Black sheep, huh!? Are they referencing “dyed in the wool” black sheep…”bad to the bone” black sheep…or perhaps, “poor choices and indiscretions” black sheep? My family tree has every one of these varieties.
“Dyed in the wool” black sheep: Being a specie of this type depends on who is doing the judging. In this case, King James I of England is the judge of this case. Meet our defendant George Soule who is an indentured servant. He and his master are what are called Separatists. They do not wish to belong to the Church of England of which King James is the head. Loyal subjects of the realm must be loyal to this church. George and his master are not. In James’ humble regal opinion, these men are black sheep among the sheep he shepherds. When these Separatists/Puritans wish to come to the New World, James is most happy to be rid of them. So, this flock leaves the fold. George, who is my 9th great grandfather, will board the Mayflower in 1620. His descendants will populate New World with even more “dyed in the wool” black sheep Englishmen and women.
“Bad to the bone” black sheep: These bad boys are rebellious, disloyal, unfaithful. They will take up arms against their king, their motherland, their fellow English citizens…no matter the cost. If their King George III finds them guilty, they will die the traitor’s death of being hung. Their fortunes and lands will be denied their remaining families. How dare they turn against Great Britain and all she embodies? How can they be so ungrateful to the King’s good protection? Just who do they think they are? These anti-loyalists would be termed “patriots”. Joseph Story, Benjamin Dows, Ebenezer Newman, Thomas Newman, Conrad Rhodes, Joseph Boultenhouse, and John Nichols are my 4th and 5th great grandfathers who opposed the king during the American Revolution. Their descendants would fill the newborn nation with others who would also be rebellious. Are they too “bad to the bone”?

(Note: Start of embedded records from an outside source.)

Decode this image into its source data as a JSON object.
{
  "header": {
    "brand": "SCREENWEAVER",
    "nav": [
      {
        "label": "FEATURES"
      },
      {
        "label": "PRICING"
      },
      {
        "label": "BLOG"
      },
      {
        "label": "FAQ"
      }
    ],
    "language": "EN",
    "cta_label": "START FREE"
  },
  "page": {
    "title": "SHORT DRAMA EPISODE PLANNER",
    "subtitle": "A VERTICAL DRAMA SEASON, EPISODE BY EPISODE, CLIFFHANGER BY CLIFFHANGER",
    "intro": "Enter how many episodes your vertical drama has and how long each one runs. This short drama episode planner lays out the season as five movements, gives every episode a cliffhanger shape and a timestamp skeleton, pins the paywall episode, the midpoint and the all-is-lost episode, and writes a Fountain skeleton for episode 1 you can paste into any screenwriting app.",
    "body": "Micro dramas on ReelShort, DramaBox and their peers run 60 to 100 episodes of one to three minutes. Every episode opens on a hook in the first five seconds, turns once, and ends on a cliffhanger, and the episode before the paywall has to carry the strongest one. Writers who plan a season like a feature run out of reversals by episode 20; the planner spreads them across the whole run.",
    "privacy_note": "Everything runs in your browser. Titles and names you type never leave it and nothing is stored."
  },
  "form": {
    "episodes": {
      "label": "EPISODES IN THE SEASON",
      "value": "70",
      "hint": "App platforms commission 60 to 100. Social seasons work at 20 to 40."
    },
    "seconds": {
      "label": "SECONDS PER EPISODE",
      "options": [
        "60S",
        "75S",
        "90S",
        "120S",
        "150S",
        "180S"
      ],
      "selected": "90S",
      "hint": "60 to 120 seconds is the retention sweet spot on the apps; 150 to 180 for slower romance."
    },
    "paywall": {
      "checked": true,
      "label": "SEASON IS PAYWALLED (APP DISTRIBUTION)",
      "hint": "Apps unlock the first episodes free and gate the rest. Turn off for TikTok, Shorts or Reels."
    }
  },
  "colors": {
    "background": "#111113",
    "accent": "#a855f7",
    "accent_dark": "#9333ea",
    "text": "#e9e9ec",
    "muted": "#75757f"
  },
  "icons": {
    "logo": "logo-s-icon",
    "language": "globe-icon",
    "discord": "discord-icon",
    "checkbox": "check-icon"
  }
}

“Poor choices and indiscretions” black sheep: What was once a family story, related by my mother to me, turned out to be a real life soap opera. The story went that our great aunt had run away with the parish priest. Researching the story, I found newspaper accounts in several Midwestern newspapers. She had! She stole her husband’s car and headed to her sister’s home in a metropolitan city. The priest was with her along with her 5 year old daughter. The husband went to the local police and asked to have a warrant for the priest’s arrest…the car was registered to him alone so the pair were guilty of auto theft among other crimes. Once captured after a high speed chase by the police in another state, the pair and child spent the night in jail. When the husband arrived, he reclaimed his wife and struck the priest. Later that year, the wife filed for divorce…the priest took off for parts unknown after failing to come to court for the trial. Some think he ran to Mexico…defrocked and disgraced.

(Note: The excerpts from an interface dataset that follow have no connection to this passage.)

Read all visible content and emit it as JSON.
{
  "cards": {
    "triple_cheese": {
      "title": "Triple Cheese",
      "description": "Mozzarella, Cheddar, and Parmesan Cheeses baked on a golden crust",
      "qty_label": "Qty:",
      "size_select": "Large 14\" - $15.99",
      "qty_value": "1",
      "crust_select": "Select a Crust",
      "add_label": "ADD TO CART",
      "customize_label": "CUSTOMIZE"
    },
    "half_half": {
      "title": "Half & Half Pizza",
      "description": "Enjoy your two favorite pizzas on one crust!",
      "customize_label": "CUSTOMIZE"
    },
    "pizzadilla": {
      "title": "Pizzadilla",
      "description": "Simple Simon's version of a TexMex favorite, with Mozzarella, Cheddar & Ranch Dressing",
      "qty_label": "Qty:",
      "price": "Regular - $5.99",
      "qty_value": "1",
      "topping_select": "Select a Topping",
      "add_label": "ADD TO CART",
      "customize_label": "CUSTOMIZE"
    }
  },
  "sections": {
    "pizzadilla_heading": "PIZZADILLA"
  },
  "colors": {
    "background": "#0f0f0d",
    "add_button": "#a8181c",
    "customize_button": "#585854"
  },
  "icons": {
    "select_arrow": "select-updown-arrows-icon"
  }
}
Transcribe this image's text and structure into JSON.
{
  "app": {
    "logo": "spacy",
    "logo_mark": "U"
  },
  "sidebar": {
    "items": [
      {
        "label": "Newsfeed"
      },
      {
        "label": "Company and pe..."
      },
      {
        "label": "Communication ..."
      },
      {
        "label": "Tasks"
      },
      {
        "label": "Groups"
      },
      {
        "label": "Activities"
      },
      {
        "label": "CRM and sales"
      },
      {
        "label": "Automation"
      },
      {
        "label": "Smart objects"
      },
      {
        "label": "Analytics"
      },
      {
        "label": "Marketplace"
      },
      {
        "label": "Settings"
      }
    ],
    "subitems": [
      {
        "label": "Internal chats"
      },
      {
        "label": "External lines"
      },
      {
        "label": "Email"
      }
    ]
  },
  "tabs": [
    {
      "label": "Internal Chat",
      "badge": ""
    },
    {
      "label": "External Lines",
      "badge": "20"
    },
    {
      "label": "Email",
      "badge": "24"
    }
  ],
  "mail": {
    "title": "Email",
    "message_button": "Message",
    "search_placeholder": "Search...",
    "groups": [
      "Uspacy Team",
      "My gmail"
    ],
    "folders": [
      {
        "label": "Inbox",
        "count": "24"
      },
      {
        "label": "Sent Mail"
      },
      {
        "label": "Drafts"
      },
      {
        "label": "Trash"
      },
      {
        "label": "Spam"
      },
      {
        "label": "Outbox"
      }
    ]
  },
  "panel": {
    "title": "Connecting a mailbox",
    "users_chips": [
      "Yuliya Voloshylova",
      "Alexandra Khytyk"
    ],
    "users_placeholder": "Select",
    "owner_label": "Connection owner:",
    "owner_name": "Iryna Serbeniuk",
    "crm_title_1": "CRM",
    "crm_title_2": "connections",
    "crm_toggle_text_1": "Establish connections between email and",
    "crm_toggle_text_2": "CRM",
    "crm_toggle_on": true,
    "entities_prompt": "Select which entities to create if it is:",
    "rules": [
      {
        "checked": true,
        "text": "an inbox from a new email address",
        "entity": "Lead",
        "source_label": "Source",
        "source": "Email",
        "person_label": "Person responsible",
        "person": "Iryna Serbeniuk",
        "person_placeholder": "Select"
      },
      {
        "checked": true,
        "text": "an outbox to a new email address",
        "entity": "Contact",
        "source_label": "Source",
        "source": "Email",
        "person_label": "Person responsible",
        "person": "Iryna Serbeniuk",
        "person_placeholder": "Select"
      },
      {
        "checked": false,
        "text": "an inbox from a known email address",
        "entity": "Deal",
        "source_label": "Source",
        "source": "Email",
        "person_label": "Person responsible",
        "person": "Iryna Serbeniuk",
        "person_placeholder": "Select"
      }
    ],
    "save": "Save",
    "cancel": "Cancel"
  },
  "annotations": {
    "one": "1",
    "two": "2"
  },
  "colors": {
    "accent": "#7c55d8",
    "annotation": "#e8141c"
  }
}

No matter who the black sheep are…no matter what they did…no matter at all.
4 thoughts on “52 Ancestors In 52 Weeks: Black Sheep”
I have Mayflower and Revolutionary Ancestors as well. Not so much the run away Aunt!
Good take – and just in time for Independence Day, too!
Love your clever approach to this topic! And it’s pretty neat you have found so many Revolutionary War (and Mayflower!) ancestors!! Good job – thanks for sharing,